[Entries from a dataset of interfaces]
• • • • • • •
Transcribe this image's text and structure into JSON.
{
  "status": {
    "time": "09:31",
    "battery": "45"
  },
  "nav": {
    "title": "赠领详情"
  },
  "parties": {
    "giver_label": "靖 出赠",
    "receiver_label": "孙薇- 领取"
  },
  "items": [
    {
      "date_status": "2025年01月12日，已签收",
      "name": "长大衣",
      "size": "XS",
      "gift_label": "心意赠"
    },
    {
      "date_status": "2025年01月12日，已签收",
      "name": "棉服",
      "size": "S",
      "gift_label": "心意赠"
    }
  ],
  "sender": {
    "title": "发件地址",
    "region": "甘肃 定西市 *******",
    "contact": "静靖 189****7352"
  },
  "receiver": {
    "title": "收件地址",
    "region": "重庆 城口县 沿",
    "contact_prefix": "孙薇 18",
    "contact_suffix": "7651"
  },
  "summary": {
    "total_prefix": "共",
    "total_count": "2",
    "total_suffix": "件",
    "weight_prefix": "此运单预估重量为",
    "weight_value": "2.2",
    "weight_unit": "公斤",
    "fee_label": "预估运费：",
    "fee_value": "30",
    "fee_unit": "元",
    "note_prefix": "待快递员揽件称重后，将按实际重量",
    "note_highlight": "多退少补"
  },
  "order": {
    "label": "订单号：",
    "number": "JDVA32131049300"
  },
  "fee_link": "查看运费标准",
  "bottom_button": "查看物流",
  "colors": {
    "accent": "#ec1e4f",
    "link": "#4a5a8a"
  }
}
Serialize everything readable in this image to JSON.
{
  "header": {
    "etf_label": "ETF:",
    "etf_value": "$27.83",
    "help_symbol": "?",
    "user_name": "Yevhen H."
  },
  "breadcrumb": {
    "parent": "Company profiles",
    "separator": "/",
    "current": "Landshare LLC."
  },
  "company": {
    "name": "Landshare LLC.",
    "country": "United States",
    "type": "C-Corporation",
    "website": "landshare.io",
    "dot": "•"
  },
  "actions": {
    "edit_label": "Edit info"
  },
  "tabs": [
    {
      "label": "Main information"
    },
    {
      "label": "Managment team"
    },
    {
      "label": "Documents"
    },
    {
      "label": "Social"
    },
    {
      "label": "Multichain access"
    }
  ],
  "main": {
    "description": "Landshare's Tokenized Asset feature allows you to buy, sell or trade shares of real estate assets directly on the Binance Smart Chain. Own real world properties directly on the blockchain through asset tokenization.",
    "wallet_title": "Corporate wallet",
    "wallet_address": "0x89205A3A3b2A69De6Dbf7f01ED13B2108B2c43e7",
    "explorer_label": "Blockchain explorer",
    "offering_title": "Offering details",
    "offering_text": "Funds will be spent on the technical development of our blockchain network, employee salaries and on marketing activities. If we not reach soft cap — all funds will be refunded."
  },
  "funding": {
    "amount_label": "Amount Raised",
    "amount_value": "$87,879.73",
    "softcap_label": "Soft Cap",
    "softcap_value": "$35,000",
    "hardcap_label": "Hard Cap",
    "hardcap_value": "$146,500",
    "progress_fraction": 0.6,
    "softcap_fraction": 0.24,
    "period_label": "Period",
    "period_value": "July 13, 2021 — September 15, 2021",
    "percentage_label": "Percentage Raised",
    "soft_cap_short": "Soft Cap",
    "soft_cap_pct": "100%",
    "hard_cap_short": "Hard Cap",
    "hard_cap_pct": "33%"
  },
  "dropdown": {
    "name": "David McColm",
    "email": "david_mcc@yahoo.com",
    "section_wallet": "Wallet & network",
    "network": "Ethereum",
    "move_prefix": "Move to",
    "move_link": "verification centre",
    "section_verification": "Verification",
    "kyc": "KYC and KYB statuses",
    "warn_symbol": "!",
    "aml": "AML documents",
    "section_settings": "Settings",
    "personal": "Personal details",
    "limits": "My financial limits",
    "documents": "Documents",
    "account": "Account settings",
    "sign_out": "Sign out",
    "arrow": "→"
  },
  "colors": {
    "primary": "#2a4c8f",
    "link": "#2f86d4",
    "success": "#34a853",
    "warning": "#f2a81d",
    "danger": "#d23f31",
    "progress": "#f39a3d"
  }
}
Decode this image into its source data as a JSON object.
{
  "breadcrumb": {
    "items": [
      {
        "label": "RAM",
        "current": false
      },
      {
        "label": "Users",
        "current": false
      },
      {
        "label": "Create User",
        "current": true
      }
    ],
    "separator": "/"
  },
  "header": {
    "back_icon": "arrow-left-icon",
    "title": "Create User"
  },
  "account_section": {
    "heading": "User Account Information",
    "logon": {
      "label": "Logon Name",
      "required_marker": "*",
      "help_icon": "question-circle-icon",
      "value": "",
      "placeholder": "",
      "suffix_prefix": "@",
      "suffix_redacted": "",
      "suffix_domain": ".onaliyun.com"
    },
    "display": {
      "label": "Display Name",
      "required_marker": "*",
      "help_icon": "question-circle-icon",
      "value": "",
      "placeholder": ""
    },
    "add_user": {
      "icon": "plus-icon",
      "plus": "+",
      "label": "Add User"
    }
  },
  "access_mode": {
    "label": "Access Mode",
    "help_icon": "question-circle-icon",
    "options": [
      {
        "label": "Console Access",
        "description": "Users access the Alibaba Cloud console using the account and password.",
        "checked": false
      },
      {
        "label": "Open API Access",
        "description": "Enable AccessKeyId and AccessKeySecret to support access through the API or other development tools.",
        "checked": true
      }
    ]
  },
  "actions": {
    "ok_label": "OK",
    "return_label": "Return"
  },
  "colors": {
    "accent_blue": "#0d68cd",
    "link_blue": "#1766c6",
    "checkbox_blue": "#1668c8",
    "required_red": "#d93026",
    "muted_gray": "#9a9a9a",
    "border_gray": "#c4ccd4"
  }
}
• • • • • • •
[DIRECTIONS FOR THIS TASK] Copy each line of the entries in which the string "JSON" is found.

[TASK RESPONSE]
Transcribe this image's text and structure into JSON.
Serialize everything readable in this image to JSON.
Decode this image into its source data as a JSON object.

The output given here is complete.